the law of god, according to the inward man: But I see another law
in my members, fighting against the law of my mind, and captivating
me in the law of sin, that is in my members. Unhappy man that I am,
who shall deliver me from the body of this death?" (Romans:
7:19—24). The "inward man" is the spirit emanating from the
Father in the Third Outpouring; it has not yet brought the lower
vehicles and forces into harmony.
When we reflect thus on the nature of sin, we are
led inexorably to an appreciation of the theosophical dictum that
"sin is rather a matter for abandonment than for forgiveness"
(Pigott 40). St. Paul—who, incongruously, is loved by angry
fundamentalists—cautions us not to fear the vengeance of an
anthropomorphically angry Deity and not to fall into self-hatred
because of our sins: "If God be for us, who can be against us? He
that spared not his own Son, but delivered him up for us all, how
shall he not with him also freely give us all things? Who shall lay
any thing to the charge of God's elect? It is God that justifieth.
Who is he that condemneth? Is it Christ that died, yea rather, that
is risen again, who is even at the right hand of God, who also
maketh intercession for us?" (Romans: 8: 31—34).
Let us strive as soon as possible to lay aside our
sins, and let us face bravely whatever karmic consequences may await
us for our previous ignorant malefactions, remembering all the while
that "all things work together for good to them that love God"
Besant, Annie. Dharma . Wheaton, Illinois.
Quest Books, 1986. New edition of 1918 edition.
Leadbeater, C.W. The Inner Life . Wheaton,

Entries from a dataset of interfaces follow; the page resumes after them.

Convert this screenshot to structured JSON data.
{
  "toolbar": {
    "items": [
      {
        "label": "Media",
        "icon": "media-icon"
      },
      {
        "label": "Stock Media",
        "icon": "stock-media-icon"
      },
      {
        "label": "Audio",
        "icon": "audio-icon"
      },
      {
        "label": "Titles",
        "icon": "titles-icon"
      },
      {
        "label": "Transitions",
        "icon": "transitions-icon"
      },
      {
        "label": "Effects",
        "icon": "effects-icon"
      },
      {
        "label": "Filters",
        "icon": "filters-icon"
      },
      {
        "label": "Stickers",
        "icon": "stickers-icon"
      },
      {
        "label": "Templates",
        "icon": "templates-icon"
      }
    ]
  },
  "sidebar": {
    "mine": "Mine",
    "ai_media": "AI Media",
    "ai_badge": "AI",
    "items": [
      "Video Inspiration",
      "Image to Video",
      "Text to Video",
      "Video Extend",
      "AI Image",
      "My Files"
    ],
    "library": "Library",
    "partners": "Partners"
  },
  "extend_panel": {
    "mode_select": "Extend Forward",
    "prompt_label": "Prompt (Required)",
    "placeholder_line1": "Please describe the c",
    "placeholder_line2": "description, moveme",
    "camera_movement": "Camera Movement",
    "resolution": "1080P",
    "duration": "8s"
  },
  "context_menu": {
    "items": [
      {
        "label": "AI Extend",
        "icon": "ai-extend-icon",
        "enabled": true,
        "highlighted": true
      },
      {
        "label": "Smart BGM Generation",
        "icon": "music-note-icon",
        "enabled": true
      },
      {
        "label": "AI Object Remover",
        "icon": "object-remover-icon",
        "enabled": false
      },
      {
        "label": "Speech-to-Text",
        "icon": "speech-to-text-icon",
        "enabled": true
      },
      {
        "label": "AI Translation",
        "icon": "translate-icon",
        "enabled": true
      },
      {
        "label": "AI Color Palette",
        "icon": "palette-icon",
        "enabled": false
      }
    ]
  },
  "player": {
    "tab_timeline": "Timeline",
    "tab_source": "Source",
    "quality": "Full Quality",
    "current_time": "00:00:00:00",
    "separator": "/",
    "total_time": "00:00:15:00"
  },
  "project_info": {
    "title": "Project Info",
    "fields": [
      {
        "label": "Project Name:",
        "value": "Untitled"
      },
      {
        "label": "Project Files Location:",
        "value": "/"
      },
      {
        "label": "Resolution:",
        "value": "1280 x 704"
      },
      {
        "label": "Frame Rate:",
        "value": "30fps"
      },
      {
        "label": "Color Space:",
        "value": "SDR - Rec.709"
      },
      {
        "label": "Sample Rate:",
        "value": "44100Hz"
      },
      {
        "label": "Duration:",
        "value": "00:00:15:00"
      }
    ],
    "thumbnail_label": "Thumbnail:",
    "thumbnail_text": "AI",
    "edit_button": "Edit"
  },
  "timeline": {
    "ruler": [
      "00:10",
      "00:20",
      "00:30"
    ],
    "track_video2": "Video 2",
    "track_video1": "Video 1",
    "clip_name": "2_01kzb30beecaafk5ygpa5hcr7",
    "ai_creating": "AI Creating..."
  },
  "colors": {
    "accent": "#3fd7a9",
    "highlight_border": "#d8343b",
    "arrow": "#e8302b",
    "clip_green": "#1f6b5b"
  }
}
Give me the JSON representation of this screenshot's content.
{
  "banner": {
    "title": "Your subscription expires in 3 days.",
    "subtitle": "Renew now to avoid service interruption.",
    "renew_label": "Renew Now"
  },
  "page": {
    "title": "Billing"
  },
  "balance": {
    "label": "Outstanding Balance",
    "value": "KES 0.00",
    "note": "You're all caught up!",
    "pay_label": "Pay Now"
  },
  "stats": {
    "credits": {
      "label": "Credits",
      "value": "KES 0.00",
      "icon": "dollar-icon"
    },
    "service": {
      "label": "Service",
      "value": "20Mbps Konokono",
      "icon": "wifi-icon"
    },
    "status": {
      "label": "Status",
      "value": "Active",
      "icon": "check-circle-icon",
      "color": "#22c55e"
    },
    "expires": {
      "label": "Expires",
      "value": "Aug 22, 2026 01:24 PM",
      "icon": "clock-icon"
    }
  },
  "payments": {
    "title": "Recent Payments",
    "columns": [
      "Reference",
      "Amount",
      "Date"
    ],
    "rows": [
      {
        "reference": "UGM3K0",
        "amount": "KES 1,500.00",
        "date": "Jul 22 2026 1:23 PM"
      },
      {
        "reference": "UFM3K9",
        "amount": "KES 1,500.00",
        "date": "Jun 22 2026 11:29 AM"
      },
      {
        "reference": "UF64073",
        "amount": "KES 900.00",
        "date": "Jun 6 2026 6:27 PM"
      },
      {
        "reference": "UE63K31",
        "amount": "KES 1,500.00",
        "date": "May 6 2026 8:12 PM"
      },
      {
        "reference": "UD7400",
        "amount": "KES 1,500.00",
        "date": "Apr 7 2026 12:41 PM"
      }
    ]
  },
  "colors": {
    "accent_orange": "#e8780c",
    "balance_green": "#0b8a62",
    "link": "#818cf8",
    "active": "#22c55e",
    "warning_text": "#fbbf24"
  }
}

Illinois. Quest Books, 1978.
Pigott, F.W. Religion For Beginners .
London: Theosophical Publishing House, 1928.
Russell, Bertrand. A History of Western Philosophy .
New York: Simon and Schuster, 1945.